Problem details>
Images in the data are to be skipped, while every line is restated exactly as written.

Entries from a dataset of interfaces
--
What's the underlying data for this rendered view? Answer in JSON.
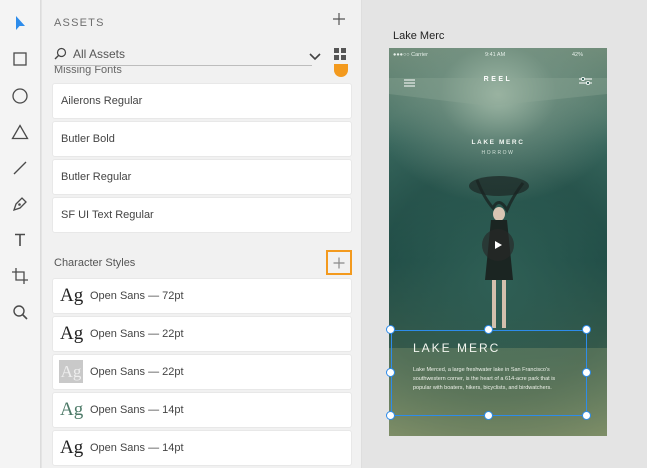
{
  "assets": {
    "header": "ASSETS",
    "search_placeholder": "All Assets",
    "missing_fonts_label": "Missing Fonts",
    "fonts": [
      "Ailerons Regular",
      "Butler Bold",
      "Butler Regular",
      "SF UI Text Regular"
    ],
    "character_styles_title": "Character Styles",
    "character_styles": [
      {
        "glyph": "Ag",
        "label": "Open Sans — 72pt",
        "variant": "plain"
      },
      {
        "glyph": "Ag",
        "label": "Open Sans — 22pt",
        "variant": "plain"
      },
      {
        "glyph": "Ag",
        "label": "Open Sans — 22pt",
        "variant": "boxed"
      },
      {
        "glyph": "Ag",
        "label": "Open Sans — 14pt",
        "variant": "green"
      },
      {
        "glyph": "Ag",
        "label": "Open Sans — 14pt",
        "variant": "plain"
      }
    ]
  },
  "canvas": {
    "artboard_title": "Lake Merc",
    "status_carrier": "●●●○○ Carrier",
    "status_time": "9:41 AM",
    "status_battery": "42%",
    "app_title": "REEL",
    "hero_title": "LAKE MERC",
    "hero_subtitle": "HORROW",
    "card_title": "LAKE MERC",
    "card_body": "Lake Merced, a large freshwater lake in San Francisco's southwestern corner, is the heart of a 614-acre park that is popular with boaters, hikers, bicyclists, and birdwatchers."
  },
  "colors": {
    "accent_orange": "#f39a1e",
    "selection_blue": "#2d8ceb"
  }
}
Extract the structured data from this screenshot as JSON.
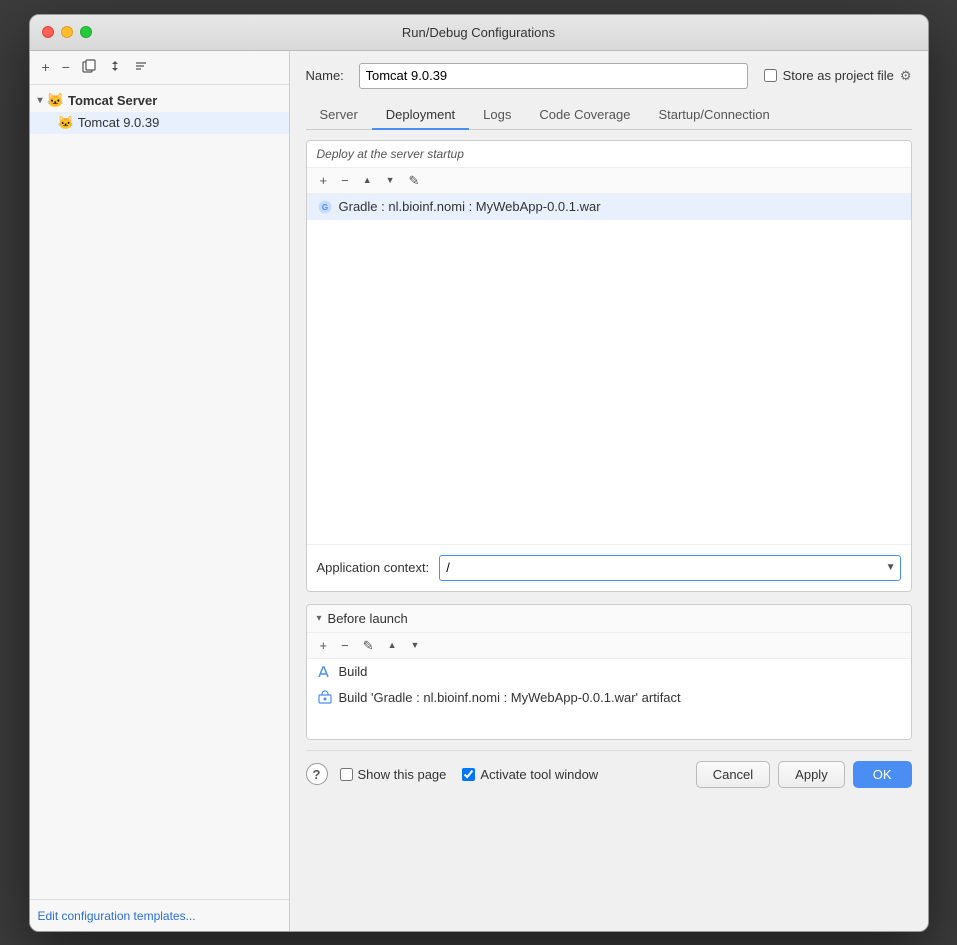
{
  "window": {
    "title": "Run/Debug Configurations"
  },
  "sidebar": {
    "toolbar": {
      "add": "+",
      "remove": "−",
      "copy": "⊡",
      "move": "⇅",
      "sort": "⇕"
    },
    "group_label": "Tomcat Server",
    "items": [
      {
        "label": "Tomcat 9.0.39"
      }
    ],
    "footer_link": "Edit configuration templates..."
  },
  "header": {
    "name_label": "Name:",
    "name_value": "Tomcat 9.0.39",
    "store_label": "Store as project file"
  },
  "tabs": [
    {
      "label": "Server",
      "active": false
    },
    {
      "label": "Deployment",
      "active": true
    },
    {
      "label": "Logs",
      "active": false
    },
    {
      "label": "Code Coverage",
      "active": false
    },
    {
      "label": "Startup/Connection",
      "active": false
    }
  ],
  "deployment": {
    "section_title": "Deploy at the server startup",
    "artifact_toolbar": {
      "add": "+",
      "remove": "−",
      "move_up": "▲",
      "move_down": "▼",
      "edit": "✎"
    },
    "artifacts": [
      {
        "label": "Gradle : nl.bioinf.nomi : MyWebApp-0.0.1.war"
      }
    ],
    "app_context_label": "Application context:",
    "app_context_value": "/"
  },
  "before_launch": {
    "section_title": "Before launch",
    "toolbar": {
      "add": "+",
      "remove": "−",
      "edit": "✎",
      "move_up": "▲",
      "move_down": "▼"
    },
    "items": [
      {
        "label": "Build",
        "type": "build"
      },
      {
        "label": "Build 'Gradle : nl.bioinf.nomi : MyWebApp-0.0.1.war' artifact",
        "type": "artifact"
      }
    ]
  },
  "bottom": {
    "show_page_label": "Show this page",
    "activate_tool_label": "Activate tool window",
    "show_page_checked": false,
    "activate_tool_checked": true,
    "cancel_label": "Cancel",
    "apply_label": "Apply",
    "ok_label": "OK",
    "help_label": "?"
  }
}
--
Task result>
What's the underlying data for this rendered view? Answer in JSON.
{
  "assets": {
    "header": "ASSETS",
    "search_placeholder": "All Assets",
    "missing_fonts_label": "Missing Fonts",
    "fonts": [
      "Ailerons Regular",
      "Butler Bold",
      "Butler Regular",
      "SF UI Text Regular"
    ],
    "character_styles_title": "Character Styles",
    "character_styles": [
      {
        "glyph": "Ag",
        "label": "Open Sans — 72pt",
        "variant": "plain"
      },
      {
        "glyph": "Ag",
        "label": "Open Sans — 22pt",
        "variant": "plain"
      },
      {
        "glyph": "Ag",
        "label": "Open Sans — 22pt",
        "variant": "boxed"
      },
      {
        "glyph": "Ag",
        "label": "Open Sans — 14pt",
        "variant": "green"
      },
      {
        "glyph": "Ag",
        "label": "Open Sans — 14pt",
        "variant": "plain"
      }
    ]
  },
  "canvas": {
    "artboard_title": "Lake Merc",
    "status_carrier": "●●●○○ Carrier",
    "status_time": "9:41 AM",
    "status_battery": "42%",
    "app_title": "REEL",
    "hero_title": "LAKE MERC",
    "hero_subtitle": "HORROW",
    "card_title": "LAKE MERC",
    "card_body": "Lake Merced, a large freshwater lake in San Francisco's southwestern corner, is the heart of a 614-acre park that is popular with boaters, hikers, bicyclists, and birdwatchers."
  },
  "colors": {
    "accent_orange": "#f39a1e",
    "selection_blue": "#2d8ceb"
  }
}
Extract the structured data from this screenshot as JSON.
{
  "window": {
    "title": "Run/Debug Configurations"
  },
  "sidebar": {
    "toolbar": {
      "add": "+",
      "remove": "−",
      "copy": "⊡",
      "move": "⇅",
      "sort": "⇕"
    },
    "group_label": "Tomcat Server",
    "items": [
      {
        "label": "Tomcat 9.0.39"
      }
    ],
    "footer_link": "Edit configuration templates..."
  },
  "header": {
    "name_label": "Name:",
    "name_value": "Tomcat 9.0.39",
    "store_label": "Store as project file"
  },
  "tabs": [
    {
      "label": "Server",
      "active": false
    },
    {
      "label": "Deployment",
      "active": true
    },
    {
      "label": "Logs",
      "active": false
    },
    {
      "label": "Code Coverage",
      "active": false
    },
    {
      "label": "Startup/Connection",
      "active": false
    }
  ],
  "deployment": {
    "section_title": "Deploy at the server startup",
    "artifact_toolbar": {
      "add": "+",
      "remove": "−",
      "move_up": "▲",
      "move_down": "▼",
      "edit": "✎"
    },
    "artifacts": [
      {
        "label": "Gradle : nl.bioinf.nomi : MyWebApp-0.0.1.war"
      }
    ],
    "app_context_label": "Application context:",
    "app_context_value": "/"
  },
  "before_launch": {
    "section_title": "Before launch",
    "toolbar": {
      "add": "+",
      "remove": "−",
      "edit": "✎",
      "move_up": "▲",
      "move_down": "▼"
    },
    "items": [
      {
        "label": "Build",
        "type": "build"
      },
      {
        "label": "Build 'Gradle : nl.bioinf.nomi : MyWebApp-0.0.1.war' artifact",
        "type": "artifact"
      }
    ]
  },
  "bottom": {
    "show_page_label": "Show this page",
    "activate_tool_label": "Activate tool window",
    "show_page_checked": false,
    "activate_tool_checked": true,
    "cancel_label": "Cancel",
    "apply_label": "Apply",
    "ok_label": "OK",
    "help_label": "?"
  }
}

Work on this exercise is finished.